In my Moadim l'Simcha class ("Seasons of our Rejoicing" -- the class on the Hasidic spiritual year) we've been reading a difficult but beautiful text from Netivot Shalom by Rabbi Shalom Noach Barzovsky, the Slonimer Rebbe. (For those who are curious, there's a partial translation of Netivot Shalom online here.) The text we're reading is a commentary on parashat Beshalach, the Torah portion which contains the crossing of the Sea of Reeds and the "Song of the Sea" which the Israelites sing on the far shore. Traditionally, that song is studied on the seventh day of Pesach, which in the rabbinic understanding is the day when the Israelites actually took the leap of plunging into the waters.
The Slonimer writes that there are three levels of emunah, "faith" or "trust": the emunah of the heart, the emunah of the mind, and the emunah of the body. And the highest of these is the emunah of the body. When we fully embody our faith in God, then the divine presence dwells in us, and that is when we are able to sing the song our redemption song. (I blogged about this a few years ago in a post called Embodied trust, after reading part of this text in translation. In this class we're reading the text in the original, which is more challenging but proportionally more rewarding, too.) Beneath the extended-entry tag I'd like to unpack this text a little further, and share some of what touches me in it.

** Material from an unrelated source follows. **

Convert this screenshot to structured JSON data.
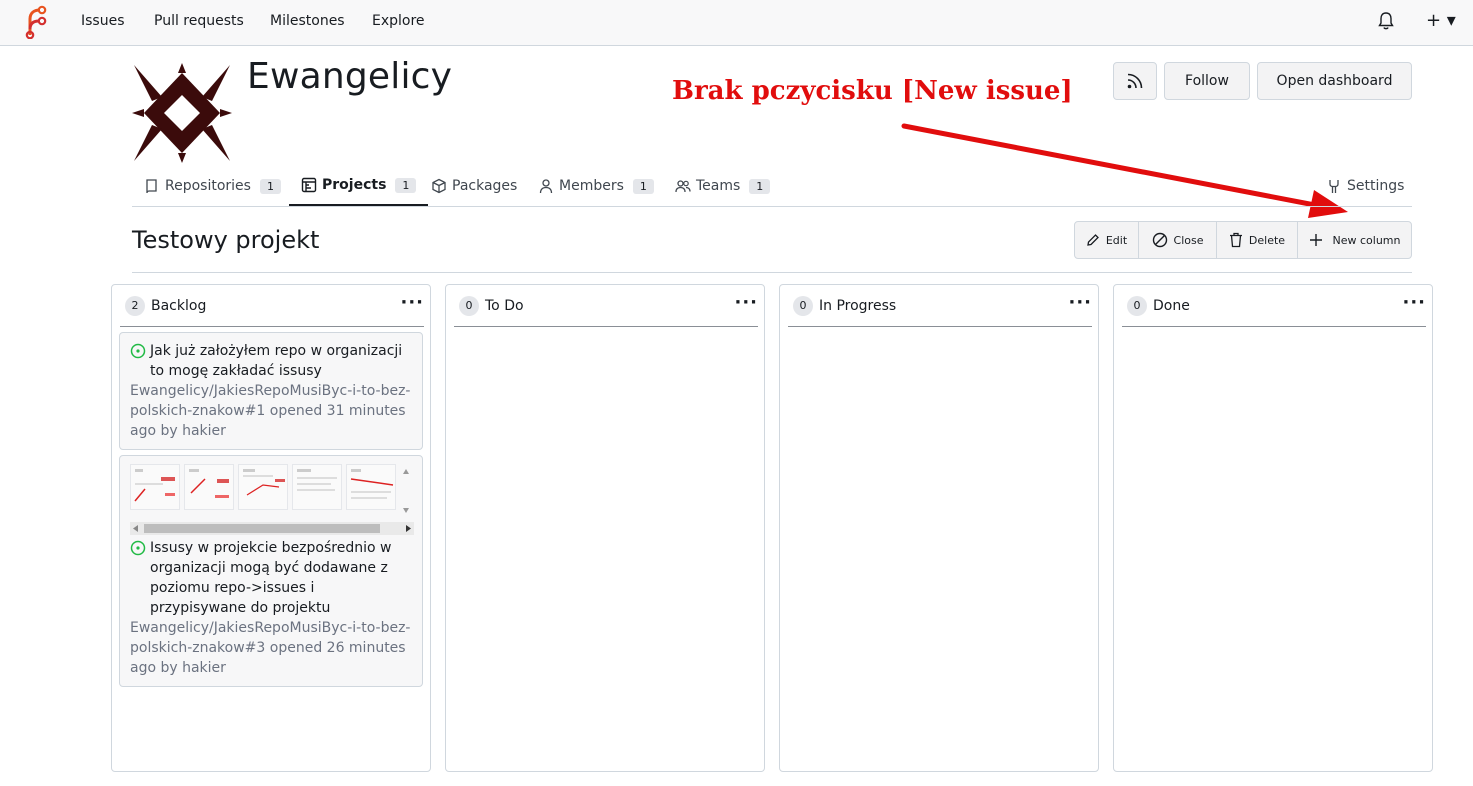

In the Torah story of the crossing of the sea, we read that "the people had awe of God." But the miracle of that crossing, the Slonimer says, was all love: it arose out of divine love, it was/is an experience of divine love. So how does awe (the Hebrew word here is yirah, sometimes translated "fear") come into the picture? (Usually ahavah and yirah, love and awe/fear, are juxtaposed as paired opposites.)
The Slonimer writes that at the splitting of the sea, the enormity of God's love for us was made manifest. (We allude to this when we sing "Your children saw your sovereignty, splitting the sea before Moses" daily in our liturgy. Interesting that he reads sovereignty -- malkhut -- as a metaphor for love, isn't it?) At the parting of the sea, we sang the song which arose out of our realization that we are deeply loved by God. Experiencing that love, we feel love in return. Our love is so great that it sparks awe. (Or, phrased another way: the awe arises out of love. Awe and love are two sides of the same coin. This is a lovely bridging of opposites.)
There's a simple level of yirah (fear/awe) which has to do with our relationship with the forbidden. (Fear of transgression, of accidentally breaking the mitzvot -- the perennial fear of doing something wrong.) But, the Slonimer says, awe which arises out of love is higher than that. The way we strengthen our teshuvah (the existential leap of turning-toward-God) is by thinking instead in terms of what is permitted. That's how we sweeten things in the eyes of the Eternal. This, he says, is what's really meant by "And the people had awe of God:" awe at this high level, the level which is positive rather than negative, arising out of love rather than fear.
The Slonimer tells us that when the Israelites left Egypt, they hadn't yet arrived at having embodied faith, faith that goes so deep it's in one's very bones. It wasn't until the moment when they spontaneously cried out Mi chamocha, "Who is like You?" -- that's when their faith became truly embodied, when it penetrated them fully and became who they (we) are. Part of what's lovely here, to my mind, is that the leap of faith is so necessary. The children of Israel didn't have full faith until they took the leap of stepping into the sea, but they had to step into the sea before the full feeling of faith was present in their bones.
And it's when heart and body are united that we're able to sing the song at the sea. That's how we arrive at the high spiritual plane of love; and that's when the holy spirit (Ruach ha-Kodesh or Shekhinah) dwells upon/in us, which in turn enables our whole being to sing. There's a Hebrew pun here between shartah (dwells/inhabits) and shirah (song, as in the Song of the Sea); the Slonimer seems to be saying something about how when we unite heart and body in a leap of faith, God's presence inhabits us and we're able to sing a new song. That's what the seventh day of Pesach is supposed to be about. Taking that plunge, and being transformed by it.
Elsewhere the Slonimer writes about how tzaddikim (righteous people) go through life as though they were crossing the sea, even when they're walking on dry land. Even though the crossing of the sea was a onetime redemptive experience, we should strive to live as though we ourselves were crossing the sea right now. We should try to live with constant awareness of the miraculous in our lives.
As we remember the story of our ancestors taking the leap of faith of entering the Sea of Reeds -- which our tradition tells us happened untold generations ago on this very day -- may we open ourselves to the transformative possibilities of walking through the world with eyes made for wonder.